*** SUPPLIED RECORDS ***

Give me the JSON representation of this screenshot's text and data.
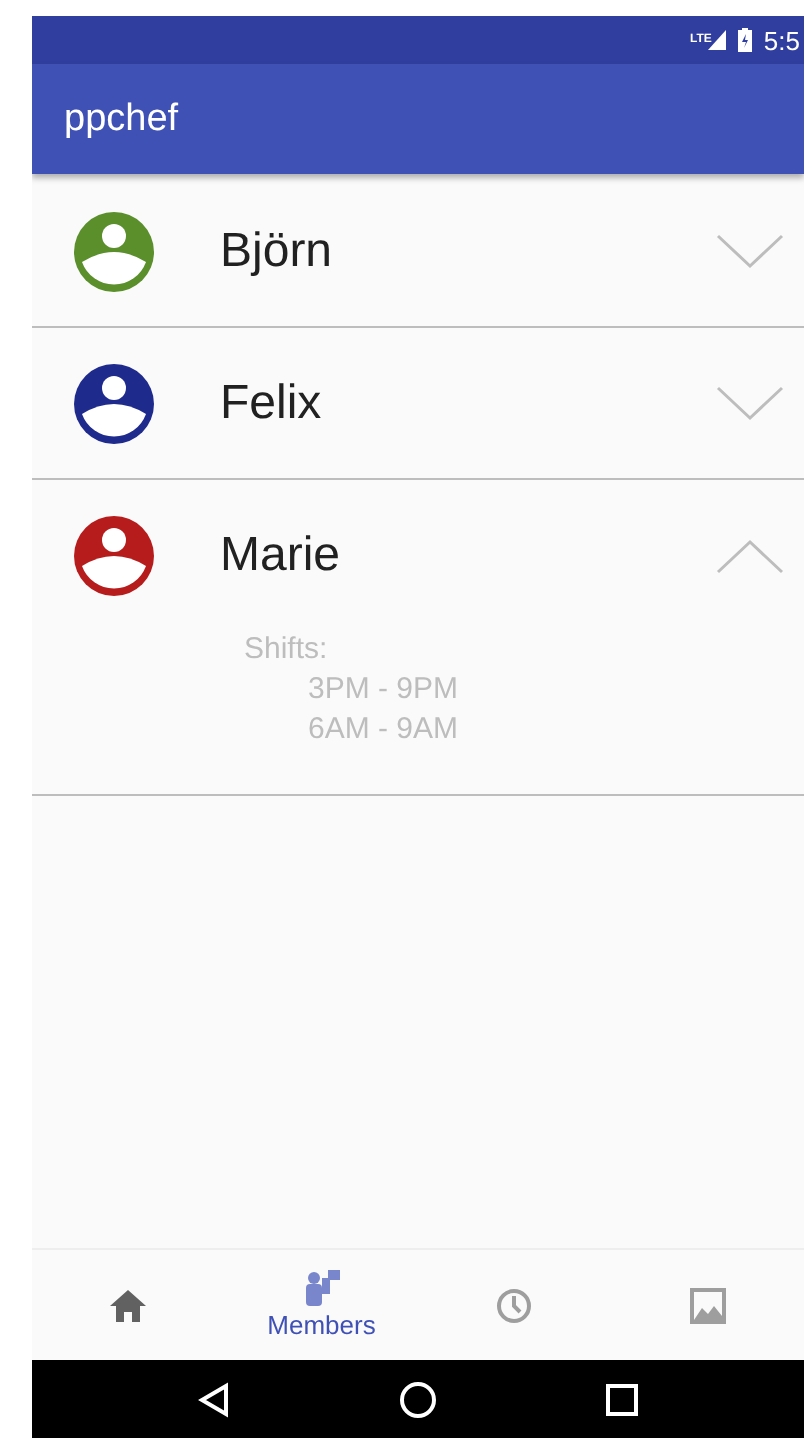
{
  "status_bar": {
    "network": "LTE",
    "time": "5:5"
  },
  "app_bar": {
    "title": "ppchef"
  },
  "members": [
    {
      "name": "Björn",
      "color": "#5a8f2c",
      "expanded": false
    },
    {
      "name": "Felix",
      "color": "#1e2a8c",
      "expanded": false
    },
    {
      "name": "Marie",
      "color": "#b71c1c",
      "expanded": true,
      "shifts_label": "Shifts:",
      "shifts": [
        "3PM - 9PM",
        "6AM - 9AM"
      ]
    }
  ],
  "bottom_nav": [
    {
      "kind": "home",
      "selected": false
    },
    {
      "kind": "members",
      "label": "Members",
      "selected": true
    },
    {
      "kind": "clock",
      "selected": false
    },
    {
      "kind": "image",
      "selected": false
    }
  ]
}
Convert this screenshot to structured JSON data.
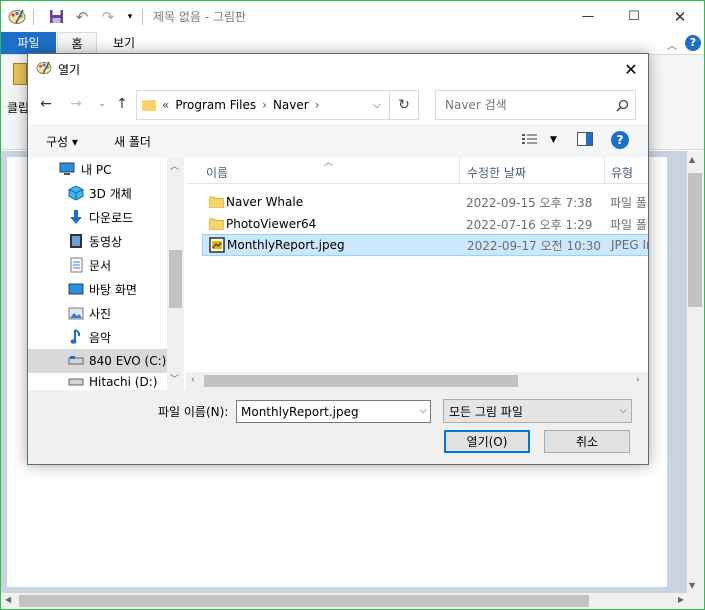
{
  "paint": {
    "title": "제목 없음 - 그림판",
    "tabs": {
      "file": "파일",
      "home": "홈",
      "view": "보기"
    },
    "clipboard_label": "클립"
  },
  "dialog": {
    "title": "열기",
    "breadcrumbs": [
      "«",
      "Program Files",
      "›",
      "Naver",
      "›"
    ],
    "search_placeholder": "Naver 검색",
    "toolbar": {
      "organize": "구성 ▾",
      "new_folder": "새 폴더"
    },
    "tree": [
      {
        "label": "내 PC",
        "icon": "pc-icon"
      },
      {
        "label": "3D 개체",
        "icon": "cube-3d-icon"
      },
      {
        "label": "다운로드",
        "icon": "download-icon"
      },
      {
        "label": "동영상",
        "icon": "video-icon"
      },
      {
        "label": "문서",
        "icon": "document-icon"
      },
      {
        "label": "바탕 화면",
        "icon": "desktop-icon"
      },
      {
        "label": "사진",
        "icon": "picture-icon"
      },
      {
        "label": "음악",
        "icon": "music-icon"
      },
      {
        "label": "840 EVO (C:)",
        "icon": "drive-icon"
      },
      {
        "label": "Hitachi (D:)",
        "icon": "drive-icon"
      }
    ],
    "columns": {
      "name": "이름",
      "date": "수정한 날짜",
      "type": "유형"
    },
    "files": [
      {
        "name": "Naver Whale",
        "date": "2022-09-15 오후 7:38",
        "type": "파일 폴",
        "icon": "folder-icon"
      },
      {
        "name": "PhotoViewer64",
        "date": "2022-07-16 오후 1:29",
        "type": "파일 폴",
        "icon": "folder-icon"
      },
      {
        "name": "MonthlyReport.jpeg",
        "date": "2022-09-17 오전 10:30",
        "type": "JPEG Im",
        "icon": "jpeg-file-icon"
      }
    ],
    "filename_label": "파일 이름(N):",
    "filename_value": "MonthlyReport.jpeg",
    "filter_value": "모든 그림 파일",
    "open_label": "열기(O)",
    "cancel_label": "취소"
  },
  "colors": {
    "accent": "#1e6fc7",
    "selection": "#cce8ff",
    "border_green": "#2bbf4c"
  }
}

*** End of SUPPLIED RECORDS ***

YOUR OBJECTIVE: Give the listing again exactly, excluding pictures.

ANSWER BOX:
Give me the JSON representation of this screenshot's text and data.
{
  "status_bar": {
    "network": "LTE",
    "time": "5:5"
  },
  "app_bar": {
    "title": "ppchef"
  },
  "members": [
    {
      "name": "Björn",
      "color": "#5a8f2c",
      "expanded": false
    },
    {
      "name": "Felix",
      "color": "#1e2a8c",
      "expanded": false
    },
    {
      "name": "Marie",
      "color": "#b71c1c",
      "expanded": true,
      "shifts_label": "Shifts:",
      "shifts": [
        "3PM - 9PM",
        "6AM - 9AM"
      ]
    }
  ],
  "bottom_nav": [
    {
      "kind": "home",
      "selected": false
    },
    {
      "kind": "members",
      "label": "Members",
      "selected": true
    },
    {
      "kind": "clock",
      "selected": false
    },
    {
      "kind": "image",
      "selected": false
    }
  ]
}
Convert this screenshot to structured JSON data.
{
  "paint": {
    "title": "제목 없음 - 그림판",
    "tabs": {
      "file": "파일",
      "home": "홈",
      "view": "보기"
    },
    "clipboard_label": "클립"
  },
  "dialog": {
    "title": "열기",
    "breadcrumbs": [
      "«",
      "Program Files",
      "›",
      "Naver",
      "›"
    ],
    "search_placeholder": "Naver 검색",
    "toolbar": {
      "organize": "구성 ▾",
      "new_folder": "새 폴더"
    },
    "tree": [
      {
        "label": "내 PC",
        "icon": "pc-icon"
      },
      {
        "label": "3D 개체",
        "icon": "cube-3d-icon"
      },
      {
        "label": "다운로드",
        "icon": "download-icon"
      },
      {
        "label": "동영상",
        "icon": "video-icon"
      },
      {
        "label": "문서",
        "icon": "document-icon"
      },
      {
        "label": "바탕 화면",
        "icon": "desktop-icon"
      },
      {
        "label": "사진",
        "icon": "picture-icon"
      },
      {
        "label": "음악",
        "icon": "music-icon"
      },
      {
        "label": "840 EVO (C:)",
        "icon": "drive-icon"
      },
      {
        "label": "Hitachi (D:)",
        "icon": "drive-icon"
      }
    ],
    "columns": {
      "name": "이름",
      "date": "수정한 날짜",
      "type": "유형"
    },
    "files": [
      {
        "name": "Naver Whale",
        "date": "2022-09-15 오후 7:38",
        "type": "파일 폴",
        "icon": "folder-icon"
      },
      {
        "name": "PhotoViewer64",
        "date": "2022-07-16 오후 1:29",
        "type": "파일 폴",
        "icon": "folder-icon"
      },
      {
        "name": "MonthlyReport.jpeg",
        "date": "2022-09-17 오전 10:30",
        "type": "JPEG Im",
        "icon": "jpeg-file-icon"
      }
    ],
    "filename_label": "파일 이름(N):",
    "filename_value": "MonthlyReport.jpeg",
    "filter_value": "모든 그림 파일",
    "open_label": "열기(O)",
    "cancel_label": "취소"
  },
  "colors": {
    "accent": "#1e6fc7",
    "selection": "#cce8ff",
    "border_green": "#2bbf4c"
  }
}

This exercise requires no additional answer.